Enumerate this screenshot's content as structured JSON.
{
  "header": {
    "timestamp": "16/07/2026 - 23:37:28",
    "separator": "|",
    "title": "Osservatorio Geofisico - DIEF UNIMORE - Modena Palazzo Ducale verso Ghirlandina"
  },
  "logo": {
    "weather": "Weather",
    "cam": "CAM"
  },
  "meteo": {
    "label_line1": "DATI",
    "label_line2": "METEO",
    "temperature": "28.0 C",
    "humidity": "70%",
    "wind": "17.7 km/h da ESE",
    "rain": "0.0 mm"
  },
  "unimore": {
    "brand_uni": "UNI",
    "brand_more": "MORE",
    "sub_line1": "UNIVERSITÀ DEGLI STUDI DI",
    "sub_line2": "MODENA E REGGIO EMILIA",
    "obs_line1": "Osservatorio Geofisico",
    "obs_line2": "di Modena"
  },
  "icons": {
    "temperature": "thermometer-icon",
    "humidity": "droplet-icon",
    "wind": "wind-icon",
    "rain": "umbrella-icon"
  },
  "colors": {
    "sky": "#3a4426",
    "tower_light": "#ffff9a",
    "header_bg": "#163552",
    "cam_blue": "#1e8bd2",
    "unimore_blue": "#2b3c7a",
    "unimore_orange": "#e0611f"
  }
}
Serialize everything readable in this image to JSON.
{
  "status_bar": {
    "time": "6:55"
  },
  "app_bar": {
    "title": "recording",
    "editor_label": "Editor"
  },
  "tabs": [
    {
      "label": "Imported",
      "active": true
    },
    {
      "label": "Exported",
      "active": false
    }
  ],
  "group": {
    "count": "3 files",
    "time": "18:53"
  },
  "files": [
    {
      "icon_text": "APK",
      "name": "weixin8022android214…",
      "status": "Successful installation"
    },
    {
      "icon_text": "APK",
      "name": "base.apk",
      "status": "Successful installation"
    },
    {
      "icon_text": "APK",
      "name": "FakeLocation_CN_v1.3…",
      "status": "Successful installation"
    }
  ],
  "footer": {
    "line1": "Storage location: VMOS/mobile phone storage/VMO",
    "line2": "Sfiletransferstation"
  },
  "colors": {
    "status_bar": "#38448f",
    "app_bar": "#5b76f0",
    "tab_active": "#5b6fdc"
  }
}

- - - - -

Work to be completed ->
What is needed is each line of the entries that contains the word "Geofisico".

Task response ->
    "title": "Osservatorio Geofisico - DIEF UNIMORE - Modena Palazzo Ducale verso Ghirlandina"
    "obs_line1": "Osservatorio Geofisico",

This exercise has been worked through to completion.